Upcoming HAT projects include continuing to build relationships with campers in less visible areas, such as forested areas off of SW Barbur Blvd, and conducting listening sessions with housed residents to listen to concerns and discuss possible solutions. A "listening table" is planned for Saturday, Dec. 18, from noon-2pm in front of the Hillsdale Basics Market.
Also on the agenda is figuring out how HAT might work with the city to support the Safe Rest Village concept.
Safe Rest Village Planned for Multnomah Village

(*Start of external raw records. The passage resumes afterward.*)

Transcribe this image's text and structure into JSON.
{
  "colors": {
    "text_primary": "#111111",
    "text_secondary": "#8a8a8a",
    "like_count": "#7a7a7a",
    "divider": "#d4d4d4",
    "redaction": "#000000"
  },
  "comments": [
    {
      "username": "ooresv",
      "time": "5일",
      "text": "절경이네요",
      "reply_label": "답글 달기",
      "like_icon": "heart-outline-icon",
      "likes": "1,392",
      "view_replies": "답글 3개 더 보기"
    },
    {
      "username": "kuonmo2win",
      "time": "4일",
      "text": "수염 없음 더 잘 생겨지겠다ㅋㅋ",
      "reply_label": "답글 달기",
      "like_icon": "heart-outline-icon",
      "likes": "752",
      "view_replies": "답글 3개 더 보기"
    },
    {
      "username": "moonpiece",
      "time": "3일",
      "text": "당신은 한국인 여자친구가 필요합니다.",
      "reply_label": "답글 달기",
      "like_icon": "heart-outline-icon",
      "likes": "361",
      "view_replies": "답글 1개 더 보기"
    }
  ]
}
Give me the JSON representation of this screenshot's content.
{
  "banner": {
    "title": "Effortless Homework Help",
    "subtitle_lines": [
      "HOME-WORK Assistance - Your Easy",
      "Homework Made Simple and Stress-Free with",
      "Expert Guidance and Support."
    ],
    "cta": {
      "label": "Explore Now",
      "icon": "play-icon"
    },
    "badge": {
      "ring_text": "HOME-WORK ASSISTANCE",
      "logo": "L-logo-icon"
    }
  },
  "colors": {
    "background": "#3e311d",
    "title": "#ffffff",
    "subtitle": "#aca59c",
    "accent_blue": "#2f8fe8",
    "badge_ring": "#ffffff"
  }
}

The Sears site, as currently planned, will include 40 heated sleeping pods erected in the parking lot, a common food prep area, electricity, water, Wi-Fi, garbage and recycling, showers and laundry facilities, and flush toilets. Residents may bring their belongings, pets and partners. Some SRVs will provide parking. Residents will have access to resources such as social, mental health, and addiction services that will help them become "housing ready."
SRVs will be "low barrier," meaning the only requirements are that residents be at least 18 years old and homeless, with no requirement for sobriety. However, in order to be eligible for temporary shelter in a village, homeless individuals may only be referred by first responders who interact with people in camps: Portland Street Response, the city's navigation teams (outreach staffers who visit camps help people living there access resources), other social services, and park rangers.
Services offered at the villages will be limited to village residents, which the city hopes will allay neighbors' concerns that the shelters will attract additional encampments of people seeking shelter or services.
As recently as October, city officials pledged that SRVs would be up and running by the end of 2021. Three sites have now been announced, including the Sears site, but no significant development has yet occurred and SRV staff now say the shelters will open as soon as possible, but likely not before early spring of 2022.
Hillsdale Camp Clean-Up
As of this writing, the camp on the west side of Bertha Blvd appears to be vacant (the east side is occupied).
Emails recently received by the Hillsdale News from the city confirm that the Bertha Blvd site has been reported and is in the queue to be posted for clean-up. The email includes these additional details: "The Impact Reduction Program has visited this site 23 times since February 2021. The last time we were at this site was November 17. We’ve received 148 reports since February 2021 about this particular site. For comparison, we received a total of 5,318 reports during this same timeframe for Laurelhurst Park."
The email continues, "Under our revised COVID protocol, the assessment scores for this site have not met the “high risk” threshold—but it is still on our radar to be removed once time and resources allow. Again, we have to prioritize all of the encampments in city limits, and there are over 100 sites right now that pose a greater health and safety risk than this particular site."
HAT is exploring options for cleaning up the mounds of debris left by the previous occupants. Will the city clean it up anytime soon? Should HAT volunteers tackle the site, which most likely harbors hazardous materials consisting of human waste and used needles? And what's to stop new campers from moving in once the site has been cleaned up?
Until the site is cleaned up, residents can continue to report the camp at PDX Reporter or by calling 311 (reporting more than once a week doesn't speed things up, according to a city staffer).
Your thoughts? Let us know.